_EXERCISE AIM_: Retype each entry below precisely as it reads.

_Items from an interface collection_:
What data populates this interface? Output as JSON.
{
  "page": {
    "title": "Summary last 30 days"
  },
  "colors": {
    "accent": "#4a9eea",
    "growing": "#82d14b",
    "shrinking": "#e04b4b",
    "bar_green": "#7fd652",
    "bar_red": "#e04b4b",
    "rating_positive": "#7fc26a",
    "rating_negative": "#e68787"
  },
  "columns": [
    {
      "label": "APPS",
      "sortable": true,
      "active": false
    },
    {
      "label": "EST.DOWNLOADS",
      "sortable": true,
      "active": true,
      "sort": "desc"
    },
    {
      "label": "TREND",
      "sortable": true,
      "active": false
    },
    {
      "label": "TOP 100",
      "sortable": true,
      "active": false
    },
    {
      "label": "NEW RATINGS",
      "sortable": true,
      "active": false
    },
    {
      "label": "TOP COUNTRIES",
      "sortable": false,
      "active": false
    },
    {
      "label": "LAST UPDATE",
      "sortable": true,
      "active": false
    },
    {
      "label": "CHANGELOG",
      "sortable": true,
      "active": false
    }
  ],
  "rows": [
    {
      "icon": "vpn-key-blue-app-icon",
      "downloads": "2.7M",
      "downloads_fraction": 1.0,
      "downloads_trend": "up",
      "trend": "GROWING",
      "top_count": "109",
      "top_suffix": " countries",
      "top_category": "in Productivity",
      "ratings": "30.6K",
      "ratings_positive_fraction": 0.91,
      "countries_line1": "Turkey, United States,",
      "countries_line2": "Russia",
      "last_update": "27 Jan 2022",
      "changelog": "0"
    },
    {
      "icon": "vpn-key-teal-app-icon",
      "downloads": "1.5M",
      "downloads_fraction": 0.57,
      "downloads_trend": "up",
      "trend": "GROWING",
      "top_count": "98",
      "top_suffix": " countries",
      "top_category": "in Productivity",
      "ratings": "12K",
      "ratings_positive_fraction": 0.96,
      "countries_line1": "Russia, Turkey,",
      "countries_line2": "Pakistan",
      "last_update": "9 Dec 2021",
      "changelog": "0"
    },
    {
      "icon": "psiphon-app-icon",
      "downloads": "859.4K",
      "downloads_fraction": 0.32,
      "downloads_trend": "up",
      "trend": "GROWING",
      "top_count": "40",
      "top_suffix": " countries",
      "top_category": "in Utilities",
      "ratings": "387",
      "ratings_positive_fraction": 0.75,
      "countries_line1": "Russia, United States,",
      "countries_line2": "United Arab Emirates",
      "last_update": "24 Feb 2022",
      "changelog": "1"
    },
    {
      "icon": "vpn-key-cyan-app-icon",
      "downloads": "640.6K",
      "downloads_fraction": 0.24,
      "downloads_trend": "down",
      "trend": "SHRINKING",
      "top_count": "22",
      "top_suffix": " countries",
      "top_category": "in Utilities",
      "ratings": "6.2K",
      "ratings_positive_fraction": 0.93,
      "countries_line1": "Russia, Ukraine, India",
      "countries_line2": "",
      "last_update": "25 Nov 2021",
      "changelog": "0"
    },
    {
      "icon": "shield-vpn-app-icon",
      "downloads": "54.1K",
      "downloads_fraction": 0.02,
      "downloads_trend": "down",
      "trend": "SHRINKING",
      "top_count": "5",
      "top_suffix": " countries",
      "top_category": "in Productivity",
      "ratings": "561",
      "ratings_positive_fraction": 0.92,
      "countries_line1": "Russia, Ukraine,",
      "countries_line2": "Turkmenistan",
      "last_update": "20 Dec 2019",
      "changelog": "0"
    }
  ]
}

_EXPECTED ANSWER_:
What data populates this interface? Output as JSON.
{
  "page": {
    "title": "Summary last 30 days"
  },
  "colors": {
    "accent": "#4a9eea",
    "growing": "#82d14b",
    "shrinking": "#e04b4b",
    "bar_green": "#7fd652",
    "bar_red": "#e04b4b",
    "rating_positive": "#7fc26a",
    "rating_negative": "#e68787"
  },
  "columns": [
    {
      "label": "APPS",
      "sortable": true,
      "active": false
    },
    {
      "label": "EST.DOWNLOADS",
      "sortable": true,
      "active": true,
      "sort": "desc"
    },
    {
      "label": "TREND",
      "sortable": true,
      "active": false
    },
    {
      "label": "TOP 100",
      "sortable": true,
      "active": false
    },
    {
      "label": "NEW RATINGS",
      "sortable": true,
      "active": false
    },
    {
      "label": "TOP COUNTRIES",
      "sortable": false,
      "active": false
    },
    {
      "label": "LAST UPDATE",
      "sortable": true,
      "active": false
    },
    {
      "label": "CHANGELOG",
      "sortable": true,
      "active": false
    }
  ],
  "rows": [
    {
      "icon": "vpn-key-blue-app-icon",
      "downloads": "2.7M",
      "downloads_fraction": 1.0,
      "downloads_trend": "up",
      "trend": "GROWING",
      "top_count": "109",
      "top_suffix": " countries",
      "top_category": "in Productivity",
      "ratings": "30.6K",
      "ratings_positive_fraction": 0.91,
      "countries_line1": "Turkey, United States,",
      "countries_line2": "Russia",
      "last_update": "27 Jan 2022",
      "changelog": "0"
    },
    {
      "icon": "vpn-key-teal-app-icon",
      "downloads": "1.5M",
      "downloads_fraction": 0.57,
      "downloads_trend": "up",
      "trend": "GROWING",
      "top_count": "98",
      "top_suffix": " countries",
      "top_category": "in Productivity",
      "ratings": "12K",
      "ratings_positive_fraction": 0.96,
      "countries_line1": "Russia, Turkey,",
      "countries_line2": "Pakistan",
      "last_update": "9 Dec 2021",
      "changelog": "0"
    },
    {
      "icon": "psiphon-app-icon",
      "downloads": "859.4K",
      "downloads_fraction": 0.32,
      "downloads_trend": "up",
      "trend": "GROWING",
      "top_count": "40",
      "top_suffix": " countries",
      "top_category": "in Utilities",
      "ratings": "387",
      "ratings_positive_fraction": 0.75,
      "countries_line1": "Russia, United States,",
      "countries_line2": "United Arab Emirates",
      "last_update": "24 Feb 2022",
      "changelog": "1"
    },
    {
      "icon": "vpn-key-cyan-app-icon",
      "downloads": "640.6K",
      "downloads_fraction": 0.24,
      "downloads_trend": "down",
      "trend": "SHRINKING",
      "top_count": "22",
      "top_suffix": " countries",
      "top_category": "in Utilities",
      "ratings": "6.2K",
      "ratings_positive_fraction": 0.93,
      "countries_line1": "Russia, Ukraine, India",
      "countries_line2": "",
      "last_update": "25 Nov 2021",
      "changelog": "0"
    },
    {
      "icon": "shield-vpn-app-icon",
      "downloads": "54.1K",
      "downloads_fraction": 0.02,
      "downloads_trend": "down",
      "trend": "SHRINKING",
      "top_count": "5",
      "top_suffix": " countries",
      "top_category": "in Productivity",
      "ratings": "561",
      "ratings_positive_fraction": 0.92,
      "countries_line1": "Russia, Ukraine,",
      "countries_line2": "Turkmenistan",
      "last_update": "20 Dec 2019",
      "changelog": "0"
    }
  ]
}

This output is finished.